DATA SHOWN: Begin

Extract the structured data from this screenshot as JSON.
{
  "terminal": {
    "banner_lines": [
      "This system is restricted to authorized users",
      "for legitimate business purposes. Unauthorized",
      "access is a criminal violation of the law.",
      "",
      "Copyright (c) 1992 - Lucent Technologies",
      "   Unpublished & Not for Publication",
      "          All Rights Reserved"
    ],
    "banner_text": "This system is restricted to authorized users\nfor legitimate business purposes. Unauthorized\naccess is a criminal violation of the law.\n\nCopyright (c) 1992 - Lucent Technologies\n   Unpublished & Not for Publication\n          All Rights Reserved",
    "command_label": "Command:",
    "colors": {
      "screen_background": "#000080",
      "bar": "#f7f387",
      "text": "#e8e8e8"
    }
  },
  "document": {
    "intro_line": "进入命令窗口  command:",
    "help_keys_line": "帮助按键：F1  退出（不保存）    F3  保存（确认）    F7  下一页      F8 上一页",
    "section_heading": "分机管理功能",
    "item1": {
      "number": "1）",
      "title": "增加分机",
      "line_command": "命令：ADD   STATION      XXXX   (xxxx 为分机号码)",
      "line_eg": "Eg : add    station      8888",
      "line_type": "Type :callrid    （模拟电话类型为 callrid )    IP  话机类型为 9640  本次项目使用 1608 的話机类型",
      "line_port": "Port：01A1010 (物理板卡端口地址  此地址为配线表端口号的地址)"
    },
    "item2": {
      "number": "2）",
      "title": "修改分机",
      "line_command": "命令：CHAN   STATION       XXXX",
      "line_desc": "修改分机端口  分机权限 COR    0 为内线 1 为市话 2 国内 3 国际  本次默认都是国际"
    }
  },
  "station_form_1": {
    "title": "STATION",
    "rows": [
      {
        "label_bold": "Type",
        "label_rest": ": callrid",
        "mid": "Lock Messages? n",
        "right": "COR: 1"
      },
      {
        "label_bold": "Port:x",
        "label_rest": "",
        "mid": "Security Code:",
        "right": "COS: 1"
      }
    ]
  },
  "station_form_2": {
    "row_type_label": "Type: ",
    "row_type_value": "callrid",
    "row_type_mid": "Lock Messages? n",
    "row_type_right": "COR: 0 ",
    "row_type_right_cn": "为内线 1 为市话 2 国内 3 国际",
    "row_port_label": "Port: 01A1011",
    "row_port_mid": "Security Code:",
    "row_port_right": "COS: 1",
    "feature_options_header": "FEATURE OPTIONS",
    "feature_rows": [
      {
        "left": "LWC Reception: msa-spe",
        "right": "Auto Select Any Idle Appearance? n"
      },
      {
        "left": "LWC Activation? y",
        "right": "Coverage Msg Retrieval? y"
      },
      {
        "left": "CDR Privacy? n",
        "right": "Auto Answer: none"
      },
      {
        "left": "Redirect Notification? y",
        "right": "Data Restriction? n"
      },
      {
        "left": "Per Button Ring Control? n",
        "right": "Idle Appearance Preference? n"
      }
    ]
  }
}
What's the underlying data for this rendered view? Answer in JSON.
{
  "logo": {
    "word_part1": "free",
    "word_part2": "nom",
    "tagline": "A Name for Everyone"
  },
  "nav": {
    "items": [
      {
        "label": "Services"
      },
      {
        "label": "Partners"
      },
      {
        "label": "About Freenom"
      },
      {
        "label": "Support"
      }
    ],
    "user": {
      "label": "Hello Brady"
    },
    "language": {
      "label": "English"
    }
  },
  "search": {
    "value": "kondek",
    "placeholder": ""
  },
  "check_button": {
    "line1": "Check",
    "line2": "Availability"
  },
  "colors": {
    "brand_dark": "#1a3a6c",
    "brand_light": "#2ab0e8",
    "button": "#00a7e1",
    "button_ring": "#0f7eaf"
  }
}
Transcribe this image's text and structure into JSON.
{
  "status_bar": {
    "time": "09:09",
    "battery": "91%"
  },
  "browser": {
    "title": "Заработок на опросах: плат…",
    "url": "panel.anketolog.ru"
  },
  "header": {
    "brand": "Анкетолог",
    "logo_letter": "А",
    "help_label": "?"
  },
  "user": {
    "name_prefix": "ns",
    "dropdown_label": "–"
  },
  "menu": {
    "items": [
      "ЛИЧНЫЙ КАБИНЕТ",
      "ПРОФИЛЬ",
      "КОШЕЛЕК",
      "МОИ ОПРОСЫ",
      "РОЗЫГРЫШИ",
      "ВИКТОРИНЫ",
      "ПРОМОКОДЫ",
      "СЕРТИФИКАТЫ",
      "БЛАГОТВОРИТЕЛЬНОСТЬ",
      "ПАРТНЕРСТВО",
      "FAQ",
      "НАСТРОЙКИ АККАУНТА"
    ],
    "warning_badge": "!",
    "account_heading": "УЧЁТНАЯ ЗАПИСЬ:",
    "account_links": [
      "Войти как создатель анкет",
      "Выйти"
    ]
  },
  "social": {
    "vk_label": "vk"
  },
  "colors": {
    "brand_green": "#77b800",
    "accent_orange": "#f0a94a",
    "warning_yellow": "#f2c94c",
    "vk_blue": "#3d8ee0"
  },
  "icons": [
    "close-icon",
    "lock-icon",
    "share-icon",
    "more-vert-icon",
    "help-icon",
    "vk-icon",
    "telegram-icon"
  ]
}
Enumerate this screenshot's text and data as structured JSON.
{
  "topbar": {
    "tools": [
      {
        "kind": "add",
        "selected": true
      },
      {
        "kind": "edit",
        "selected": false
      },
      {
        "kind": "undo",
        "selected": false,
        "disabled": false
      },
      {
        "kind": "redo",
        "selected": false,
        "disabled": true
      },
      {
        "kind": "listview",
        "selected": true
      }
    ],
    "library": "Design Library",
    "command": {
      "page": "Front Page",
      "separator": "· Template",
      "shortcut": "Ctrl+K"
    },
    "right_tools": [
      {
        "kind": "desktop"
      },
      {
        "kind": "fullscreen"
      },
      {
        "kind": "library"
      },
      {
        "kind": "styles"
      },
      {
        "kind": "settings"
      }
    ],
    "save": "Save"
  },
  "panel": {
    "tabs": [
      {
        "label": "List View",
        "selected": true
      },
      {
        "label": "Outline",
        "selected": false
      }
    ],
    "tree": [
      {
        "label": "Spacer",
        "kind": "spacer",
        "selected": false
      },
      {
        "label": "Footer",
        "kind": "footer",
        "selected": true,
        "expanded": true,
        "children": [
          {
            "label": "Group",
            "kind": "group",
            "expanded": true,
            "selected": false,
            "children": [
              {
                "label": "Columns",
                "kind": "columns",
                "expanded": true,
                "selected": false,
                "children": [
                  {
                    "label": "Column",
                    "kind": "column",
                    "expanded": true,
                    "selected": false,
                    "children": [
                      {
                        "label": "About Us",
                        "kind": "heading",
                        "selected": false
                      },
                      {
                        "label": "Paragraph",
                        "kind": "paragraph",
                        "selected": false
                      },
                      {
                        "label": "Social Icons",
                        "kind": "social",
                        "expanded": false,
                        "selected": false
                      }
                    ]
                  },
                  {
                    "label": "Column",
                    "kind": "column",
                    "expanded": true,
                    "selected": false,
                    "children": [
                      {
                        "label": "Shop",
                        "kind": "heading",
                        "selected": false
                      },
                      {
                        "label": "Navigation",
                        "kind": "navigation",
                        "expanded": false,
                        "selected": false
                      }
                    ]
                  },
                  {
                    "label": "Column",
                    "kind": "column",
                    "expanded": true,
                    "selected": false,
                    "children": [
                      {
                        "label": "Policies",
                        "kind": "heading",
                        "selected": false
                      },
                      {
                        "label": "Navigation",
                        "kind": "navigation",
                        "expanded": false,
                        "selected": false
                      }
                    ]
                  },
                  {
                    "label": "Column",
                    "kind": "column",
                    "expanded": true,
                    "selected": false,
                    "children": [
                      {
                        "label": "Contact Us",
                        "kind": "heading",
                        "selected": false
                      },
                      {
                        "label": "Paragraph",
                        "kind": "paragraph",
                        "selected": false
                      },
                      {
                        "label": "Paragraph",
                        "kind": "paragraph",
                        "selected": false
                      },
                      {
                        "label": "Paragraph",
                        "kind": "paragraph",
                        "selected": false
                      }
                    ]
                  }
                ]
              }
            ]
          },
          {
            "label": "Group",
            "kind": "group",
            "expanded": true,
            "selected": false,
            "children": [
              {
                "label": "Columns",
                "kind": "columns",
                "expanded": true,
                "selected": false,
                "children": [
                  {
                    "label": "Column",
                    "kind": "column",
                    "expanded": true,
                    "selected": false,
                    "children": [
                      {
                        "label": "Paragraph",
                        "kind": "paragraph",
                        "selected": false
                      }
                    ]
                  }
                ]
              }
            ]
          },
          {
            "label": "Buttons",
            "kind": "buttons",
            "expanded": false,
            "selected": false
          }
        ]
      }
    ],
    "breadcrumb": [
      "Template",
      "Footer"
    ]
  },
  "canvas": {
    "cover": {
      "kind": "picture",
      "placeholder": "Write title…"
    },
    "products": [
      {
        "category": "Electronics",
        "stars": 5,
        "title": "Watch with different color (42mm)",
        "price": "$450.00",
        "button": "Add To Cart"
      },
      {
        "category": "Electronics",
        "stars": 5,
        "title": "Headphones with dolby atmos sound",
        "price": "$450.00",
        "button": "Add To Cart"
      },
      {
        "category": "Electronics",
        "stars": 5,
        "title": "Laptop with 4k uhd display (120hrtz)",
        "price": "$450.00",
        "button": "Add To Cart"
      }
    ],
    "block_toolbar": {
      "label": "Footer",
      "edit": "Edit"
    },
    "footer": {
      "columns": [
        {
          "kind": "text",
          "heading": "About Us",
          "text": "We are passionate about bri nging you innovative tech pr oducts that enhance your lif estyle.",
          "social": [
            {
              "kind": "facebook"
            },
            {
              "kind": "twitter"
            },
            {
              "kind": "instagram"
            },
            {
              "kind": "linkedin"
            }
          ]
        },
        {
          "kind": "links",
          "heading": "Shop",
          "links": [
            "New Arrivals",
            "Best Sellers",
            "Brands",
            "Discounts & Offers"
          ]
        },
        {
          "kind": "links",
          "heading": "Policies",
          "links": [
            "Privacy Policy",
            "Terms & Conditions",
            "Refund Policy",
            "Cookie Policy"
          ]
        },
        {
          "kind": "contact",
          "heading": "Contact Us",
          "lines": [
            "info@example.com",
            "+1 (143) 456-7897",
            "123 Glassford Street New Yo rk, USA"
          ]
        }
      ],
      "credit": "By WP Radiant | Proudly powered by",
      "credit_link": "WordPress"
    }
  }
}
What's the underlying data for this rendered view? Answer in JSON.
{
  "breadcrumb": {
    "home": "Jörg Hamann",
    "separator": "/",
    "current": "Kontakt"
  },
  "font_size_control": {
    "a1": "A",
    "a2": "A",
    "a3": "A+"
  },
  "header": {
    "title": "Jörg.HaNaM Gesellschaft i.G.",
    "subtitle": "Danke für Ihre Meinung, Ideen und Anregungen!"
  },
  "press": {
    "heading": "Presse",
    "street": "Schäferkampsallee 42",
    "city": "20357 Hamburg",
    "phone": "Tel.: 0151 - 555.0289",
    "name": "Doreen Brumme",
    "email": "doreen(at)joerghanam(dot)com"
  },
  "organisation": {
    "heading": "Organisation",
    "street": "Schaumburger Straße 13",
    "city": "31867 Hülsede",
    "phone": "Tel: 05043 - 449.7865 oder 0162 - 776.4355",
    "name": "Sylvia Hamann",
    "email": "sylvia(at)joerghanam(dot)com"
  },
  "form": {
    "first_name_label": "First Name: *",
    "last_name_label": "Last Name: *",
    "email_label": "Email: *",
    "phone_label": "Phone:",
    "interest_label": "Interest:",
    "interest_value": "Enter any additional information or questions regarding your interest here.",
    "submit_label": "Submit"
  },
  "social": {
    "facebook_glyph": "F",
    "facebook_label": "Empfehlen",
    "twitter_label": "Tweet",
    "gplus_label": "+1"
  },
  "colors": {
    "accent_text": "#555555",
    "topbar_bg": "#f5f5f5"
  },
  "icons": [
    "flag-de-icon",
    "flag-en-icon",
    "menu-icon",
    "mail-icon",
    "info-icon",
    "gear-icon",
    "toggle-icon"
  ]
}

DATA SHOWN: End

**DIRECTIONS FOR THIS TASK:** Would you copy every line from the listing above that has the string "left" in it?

**RESULT FOR THIS EXERCISE:**
        "left": "LWC Reception: msa-spe",
        "left": "LWC Activation? y",
        "left": "CDR Privacy? n",
        "left": "Redirect Notification? y",
        "left": "Per Button Ring Control? n",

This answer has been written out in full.